Your instructions
When the word "issues" appears in a line of the data below, list that line.

↓

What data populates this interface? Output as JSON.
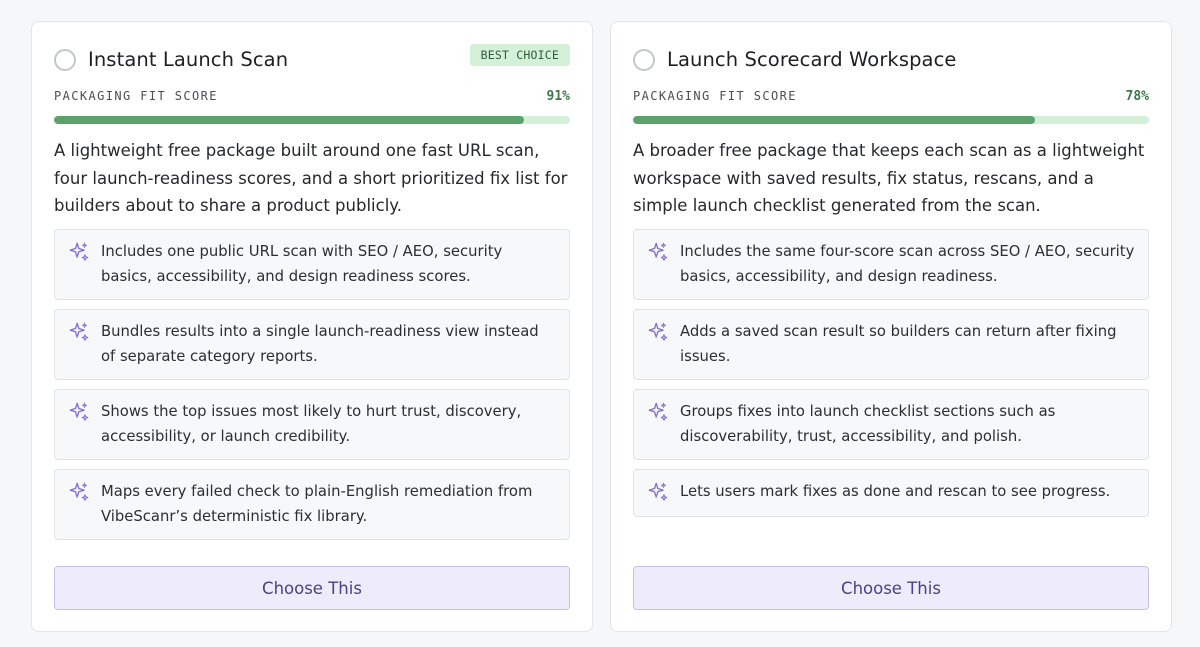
{
  "colors": {
    "accent_purple": "#8b6fd6",
    "score_green": "#5aa26a",
    "score_track": "#d3f0d9",
    "badge_bg": "#d5f0d8",
    "button_bg": "#eeebfb"
  },
  "cards": [
    {
      "title": "Instant Launch Scan",
      "badge": "BEST CHOICE",
      "fit_label": "PACKAGING FIT SCORE",
      "fit_value": "91%",
      "fit_fraction": 0.91,
      "description": "A lightweight free package built around one fast URL scan, four launch-readiness scores, and a short prioritized fix list for builders about to share a product publicly.",
      "features": [
        {
          "icon": "sparkle-icon",
          "text": "Includes one public URL scan with SEO / AEO, security basics, accessibility, and design readiness scores."
        },
        {
          "icon": "sparkle-icon",
          "text": "Bundles results into a single launch-readiness view instead of separate category reports."
        },
        {
          "icon": "sparkle-icon",
          "text": "Shows the top issues most likely to hurt trust, discovery, accessibility, or launch credibility."
        },
        {
          "icon": "sparkle-icon",
          "text": "Maps every failed check to plain-English remediation from VibeScanr’s deterministic fix library."
        }
      ],
      "button_label": "Choose This"
    },
    {
      "title": "Launch Scorecard Workspace",
      "badge": "",
      "fit_label": "PACKAGING FIT SCORE",
      "fit_value": "78%",
      "fit_fraction": 0.78,
      "description": "A broader free package that keeps each scan as a lightweight workspace with saved results, fix status, rescans, and a simple launch checklist generated from the scan.",
      "features": [
        {
          "icon": "sparkle-icon",
          "text": "Includes the same four-score scan across SEO / AEO, security basics, accessibility, and design readiness."
        },
        {
          "icon": "sparkle-icon",
          "text": "Adds a saved scan result so builders can return after fixing issues."
        },
        {
          "icon": "sparkle-icon",
          "text": "Groups fixes into launch checklist sections such as discoverability, trust, accessibility, and polish."
        },
        {
          "icon": "sparkle-icon",
          "text": "Lets users mark fixes as done and rescan to see progress."
        }
      ],
      "button_label": "Choose This"
    }
  ]
}
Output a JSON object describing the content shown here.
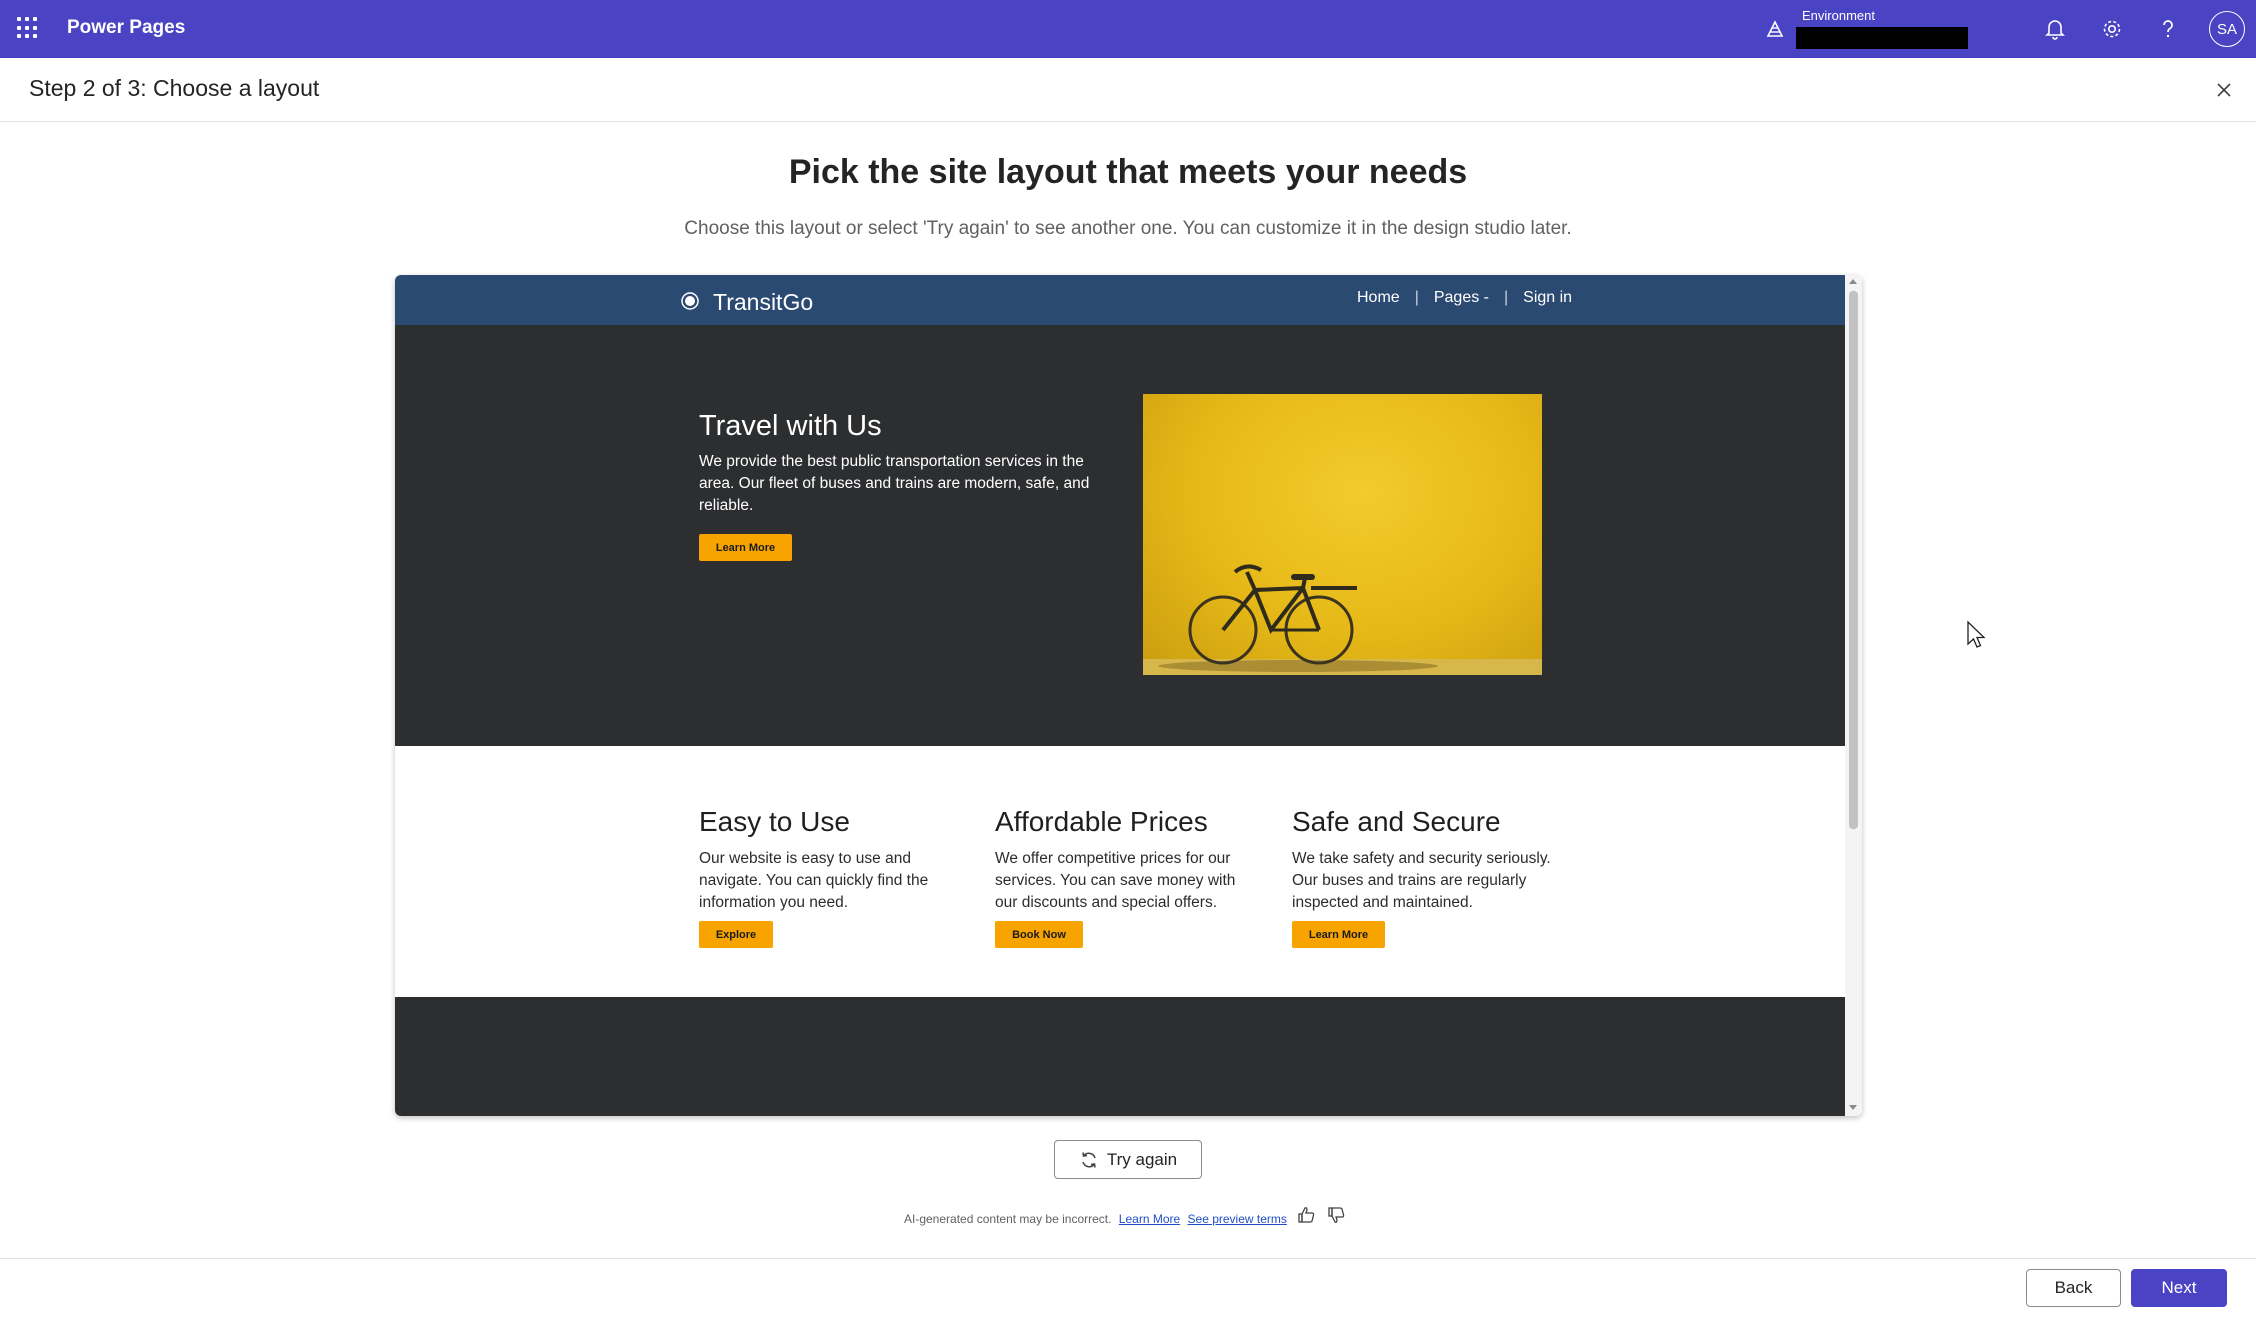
{
  "topbar": {
    "app_title": "Power Pages",
    "environment_label": "Environment",
    "environment_value": "",
    "avatar_initials": "SA",
    "icons": [
      "waffle-icon",
      "environment-icon",
      "bell-icon",
      "gear-icon",
      "help-icon"
    ]
  },
  "wizard": {
    "step_title": "Step 2 of 3: Choose a layout",
    "heading": "Pick the site layout that meets your needs",
    "subheading": "Choose this layout or select 'Try again' to see another one. You can customize it in the design studio later."
  },
  "preview": {
    "brand": "TransitGo",
    "nav": [
      "Home",
      "Pages -",
      "Sign in"
    ],
    "hero": {
      "title": "Travel with Us",
      "text": "We provide the best public transportation services in the area. Our fleet of buses and trains are modern, safe, and reliable.",
      "button": "Learn More"
    },
    "features": [
      {
        "title": "Easy to Use",
        "text": "Our website is easy to use and navigate. You can quickly find the information you need.",
        "button": "Explore"
      },
      {
        "title": "Affordable Prices",
        "text": "We offer competitive prices for our services. You can save money with our discounts and special offers.",
        "button": "Book Now"
      },
      {
        "title": "Safe and Secure",
        "text": "We take safety and security seriously. Our buses and trains are regularly inspected and maintained.",
        "button": "Learn More"
      }
    ]
  },
  "actions": {
    "try_again": "Try again",
    "disclaimer": "AI-generated content may be incorrect.",
    "learn_more_link": "Learn More",
    "preview_terms_link": "See preview terms",
    "back": "Back",
    "next": "Next"
  },
  "colors": {
    "brand": "#4a43c4",
    "preview_nav": "#2b4a72",
    "preview_dark": "#2c2e30",
    "accent_orange": "#f7a300"
  }
}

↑

Task response
          "text": "Shows the top issues most likely to hurt trust, discovery, accessibility, or launch credibility."
          "text": "Adds a saved scan result so builders can return after fixing issues."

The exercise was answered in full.